§ TASK DIRECTIONS
Drop the images, then output the listing exactly.

::: DATA EXCERPTS

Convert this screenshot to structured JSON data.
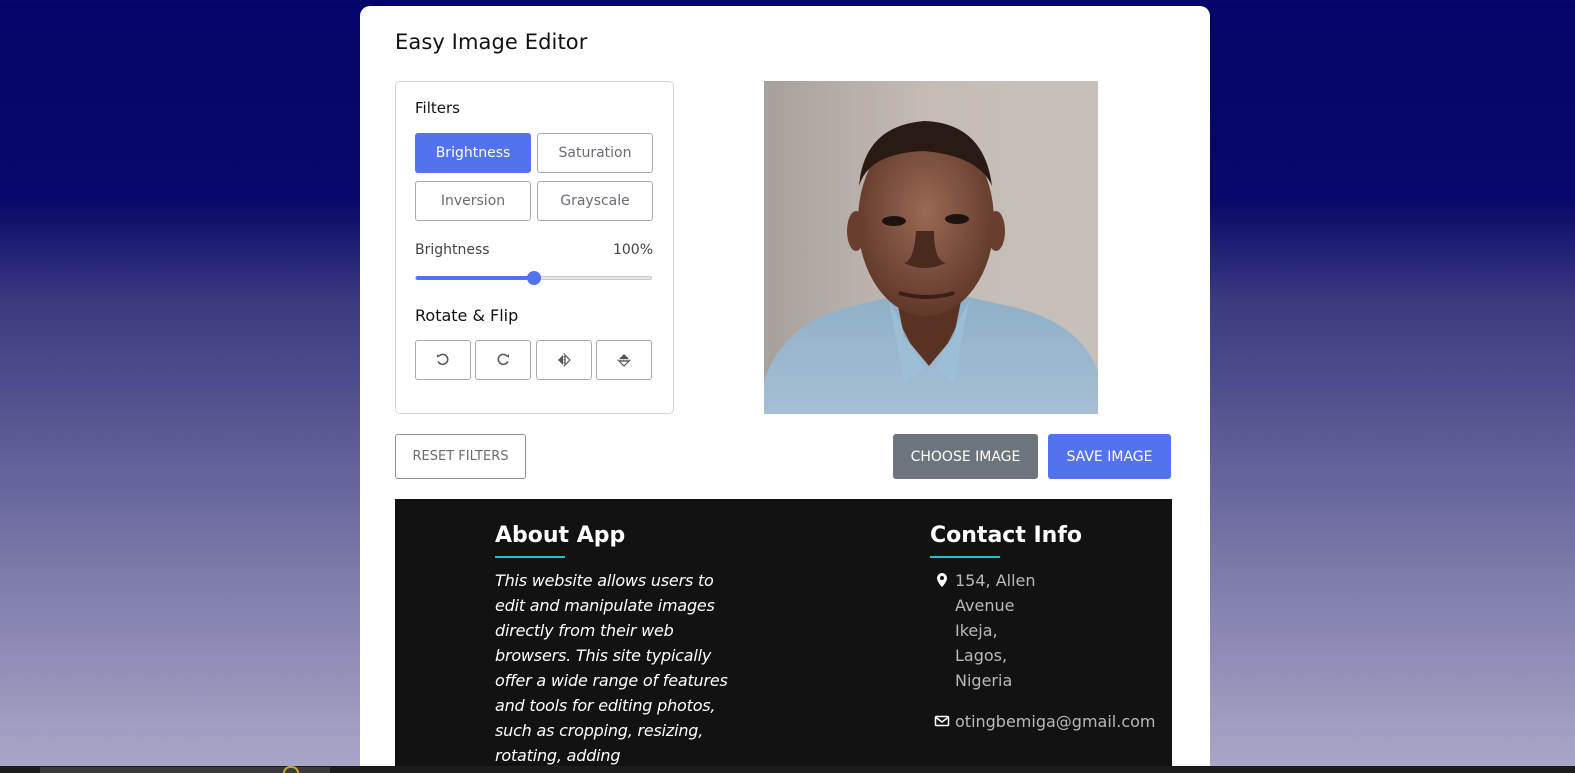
{
  "app": {
    "title": "Easy Image Editor"
  },
  "filters": {
    "heading": "Filters",
    "buttons": [
      {
        "label": "Brightness",
        "active": true
      },
      {
        "label": "Saturation",
        "active": false
      },
      {
        "label": "Inversion",
        "active": false
      },
      {
        "label": "Grayscale",
        "active": false
      }
    ],
    "slider": {
      "name": "Brightness",
      "value_text": "100%",
      "level_fraction": 0.5
    }
  },
  "rotate_flip": {
    "heading": "Rotate & Flip",
    "buttons": [
      {
        "icon": "rotate-left-icon"
      },
      {
        "icon": "rotate-right-icon"
      },
      {
        "icon": "flip-horizontal-icon"
      },
      {
        "icon": "flip-vertical-icon"
      }
    ]
  },
  "actions": {
    "reset_label": "RESET FILTERS",
    "choose_label": "CHOOSE IMAGE",
    "save_label": "SAVE IMAGE"
  },
  "footer": {
    "about": {
      "heading": "About App",
      "text": "This website allows users to edit and manipulate images directly from their web browsers. This site typically offer a wide range of features and tools for editing photos, such as cropping, resizing, rotating, adding"
    },
    "contact": {
      "heading": "Contact Info",
      "address_lines": [
        "154, Allen",
        "Avenue",
        "Ikeja,",
        "Lagos,",
        "Nigeria"
      ],
      "email": "otingbemiga@gmail.com"
    }
  },
  "colors": {
    "accent": "#5372f0",
    "secondary": "#6c757d",
    "footer_bg": "#121212",
    "underline": "#1fc3c9"
  }
}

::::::

§ WRITTEN RESPONSE
Convert this screenshot to structured JSON data.
{
  "app": {
    "title": "Easy Image Editor"
  },
  "filters": {
    "heading": "Filters",
    "buttons": [
      {
        "label": "Brightness",
        "active": true
      },
      {
        "label": "Saturation",
        "active": false
      },
      {
        "label": "Inversion",
        "active": false
      },
      {
        "label": "Grayscale",
        "active": false
      }
    ],
    "slider": {
      "name": "Brightness",
      "value_text": "100%",
      "level_fraction": 0.5
    }
  },
  "rotate_flip": {
    "heading": "Rotate & Flip",
    "buttons": [
      {
        "icon": "rotate-left-icon"
      },
      {
        "icon": "rotate-right-icon"
      },
      {
        "icon": "flip-horizontal-icon"
      },
      {
        "icon": "flip-vertical-icon"
      }
    ]
  },
  "actions": {
    "reset_label": "RESET FILTERS",
    "choose_label": "CHOOSE IMAGE",
    "save_label": "SAVE IMAGE"
  },
  "footer": {
    "about": {
      "heading": "About App",
      "text": "This website allows users to edit and manipulate images directly from their web browsers. This site typically offer a wide range of features and tools for editing photos, such as cropping, resizing, rotating, adding"
    },
    "contact": {
      "heading": "Contact Info",
      "address_lines": [
        "154, Allen",
        "Avenue",
        "Ikeja,",
        "Lagos,",
        "Nigeria"
      ],
      "email": "otingbemiga@gmail.com"
    }
  },
  "colors": {
    "accent": "#5372f0",
    "secondary": "#6c757d",
    "footer_bg": "#121212",
    "underline": "#1fc3c9"
  }
}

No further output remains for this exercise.